2. Filter potential names down to twenty (or less). Having more than twenty potential names takes too much time and gets unwieldy quick. Trust me. I know from personal experience and many conversations with other parents.

Pro Tip: I recommend pre-filtering your baby names with a tool designed for the task. My favorite is The Baby Name Wizard since it lets me set filters for the length or number of syllables and can easily exclude names based on certain characteristics (e.g., Biblical or contemporary). I also find Nymbler and the U.S. Social Security Administration baby names page to be useful.

3. Enter your pre-filtered list of names. The names go into the blue cell next to the “Name X” label (e.g., “Name 1”).

4. Plug a name into the “Who Picked It” field. Mama and/or papa probably pre-filtered the baby names, but your lovely grandma or someone random may have a strong contender too. Using the “Who Picked It” field will help you remember who came up with a crazy awesome name so that they can feel disappointed honored about how it was ranked.

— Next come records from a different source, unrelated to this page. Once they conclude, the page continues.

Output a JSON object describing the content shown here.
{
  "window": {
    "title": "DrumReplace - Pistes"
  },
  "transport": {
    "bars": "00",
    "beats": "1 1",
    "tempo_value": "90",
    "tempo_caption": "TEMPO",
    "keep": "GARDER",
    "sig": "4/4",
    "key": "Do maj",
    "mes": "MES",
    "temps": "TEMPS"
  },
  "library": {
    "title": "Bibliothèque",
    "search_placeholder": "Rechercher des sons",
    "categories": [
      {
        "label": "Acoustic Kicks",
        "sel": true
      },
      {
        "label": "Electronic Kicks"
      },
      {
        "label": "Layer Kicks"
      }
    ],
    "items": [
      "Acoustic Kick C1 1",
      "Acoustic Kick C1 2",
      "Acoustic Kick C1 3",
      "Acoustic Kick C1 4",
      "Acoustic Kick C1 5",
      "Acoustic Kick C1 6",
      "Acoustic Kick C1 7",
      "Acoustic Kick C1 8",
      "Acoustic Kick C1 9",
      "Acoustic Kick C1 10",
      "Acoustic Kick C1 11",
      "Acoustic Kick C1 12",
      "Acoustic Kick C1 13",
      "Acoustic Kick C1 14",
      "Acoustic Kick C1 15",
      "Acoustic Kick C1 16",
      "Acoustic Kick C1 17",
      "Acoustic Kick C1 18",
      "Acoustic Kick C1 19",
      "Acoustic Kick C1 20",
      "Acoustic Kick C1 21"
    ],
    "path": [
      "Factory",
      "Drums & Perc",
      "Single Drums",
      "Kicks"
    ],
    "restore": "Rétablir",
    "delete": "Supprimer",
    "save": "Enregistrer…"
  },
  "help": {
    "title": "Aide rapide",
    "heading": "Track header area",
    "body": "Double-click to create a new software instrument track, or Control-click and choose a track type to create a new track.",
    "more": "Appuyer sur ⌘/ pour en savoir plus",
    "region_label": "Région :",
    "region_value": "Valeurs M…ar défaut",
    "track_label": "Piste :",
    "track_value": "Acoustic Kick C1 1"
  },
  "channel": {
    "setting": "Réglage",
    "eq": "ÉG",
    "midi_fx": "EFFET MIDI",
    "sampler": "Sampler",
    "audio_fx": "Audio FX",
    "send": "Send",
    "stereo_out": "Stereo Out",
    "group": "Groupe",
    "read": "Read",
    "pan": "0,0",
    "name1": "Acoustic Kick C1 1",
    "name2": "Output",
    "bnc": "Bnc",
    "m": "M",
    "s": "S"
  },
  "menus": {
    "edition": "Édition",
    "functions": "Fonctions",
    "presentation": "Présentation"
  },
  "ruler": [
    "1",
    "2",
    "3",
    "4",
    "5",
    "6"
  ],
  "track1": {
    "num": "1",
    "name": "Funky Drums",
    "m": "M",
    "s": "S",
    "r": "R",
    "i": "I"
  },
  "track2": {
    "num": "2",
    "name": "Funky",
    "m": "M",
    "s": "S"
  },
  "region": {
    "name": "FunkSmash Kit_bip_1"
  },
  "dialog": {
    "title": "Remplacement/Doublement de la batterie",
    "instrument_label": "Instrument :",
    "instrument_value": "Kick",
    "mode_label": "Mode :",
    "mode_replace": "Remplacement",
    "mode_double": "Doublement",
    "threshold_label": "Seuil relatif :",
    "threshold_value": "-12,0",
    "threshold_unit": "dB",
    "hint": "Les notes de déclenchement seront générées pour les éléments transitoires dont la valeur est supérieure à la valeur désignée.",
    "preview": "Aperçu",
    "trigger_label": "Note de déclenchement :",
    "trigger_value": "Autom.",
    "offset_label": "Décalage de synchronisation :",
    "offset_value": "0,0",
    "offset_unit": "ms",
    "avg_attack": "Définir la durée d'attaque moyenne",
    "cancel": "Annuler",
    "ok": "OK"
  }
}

5. (Optional) Use the “Link to History” field. If a name's historical context is as important to you as it was to me, put a website link in this field from a place like Behind the Name.

6. Determine which name attributes to score. My baby names template comes with nine attributes to score such as popularity or pronunciation. But you may want more attributes – like a name that rhymes with “spreadsheet” – or less attributes. Add, modify, and delete all you like.

7. Decide how to weight each attribute. Melinda and I had equal weighting for all nine name attributes and we scored each one from 1-3. Overly simple for you? Then change the maximum number of points for each attribute to weight them according to your preference.

Note: make sure that mama and papa agree whether (for example) a popular name is desirable or undesirable. You don't want mama scoring a “10” for the popularity because it is popular while papa scores it a “10” because it isn't popular. I suggest embedding a comment behind each attribute with the specific scoring range or a separate tab with a brief explanation for the scoring system. For example, the spelling attribute score could be a one if the name is hard, two for moderate, and three for easy.

8. Score each attribute for each name. Have mama, papa, or any other interested party score each attribute for each name in the spreadsheet. The point total for each name – and the summary section for all the names – automatically update with simple formulas.

Baby Names Scoring Example

Bada-bing, bada-boom! That's it.

Download the Full Version Now

It includes all nine naming attributes, pre-populated space for up to twenty names, and everything else all purdied up and ready to be customized.

You'll have instant access to the other Spreadsheet Spotlight resources, 1/2 of my popular book, Experience Curating, and more grooviness.

Click Here to Get the Full Spreadsheet

Calling All Spreadsheets!

So how does it feel to take the emotional baggage out of naming a baby? Are you feeling like a Fancy Pants because you've saved massive amounts of time?

I'd love to hear how you would improve this already rockin' baby names spreadsheet, so let's hear it!

(Side note: I'd love to geek out on spreadsheets with you and see your completed ones. So share them with me whenever and however you want.)

Now start naming some babies (or dogs, cats, horses, and cars)!

Just please stay away from Winston and Bruce. I love those names and plan to have future dogs rockin' them (since I'm done with the whole having kids thing).

Now over to you!

Do you plan to use this spreadsheet for babies, animals, or your favorite inanimate object? Perhaps you have a better way of naming things? Maybe you have an amazing spreadsheet in your secret stash that could help everyone else? Leave a comment and let's get our spreadsheet on!

 

Photo Credit: Visualogist, Pro-Zak, nickwheeleroz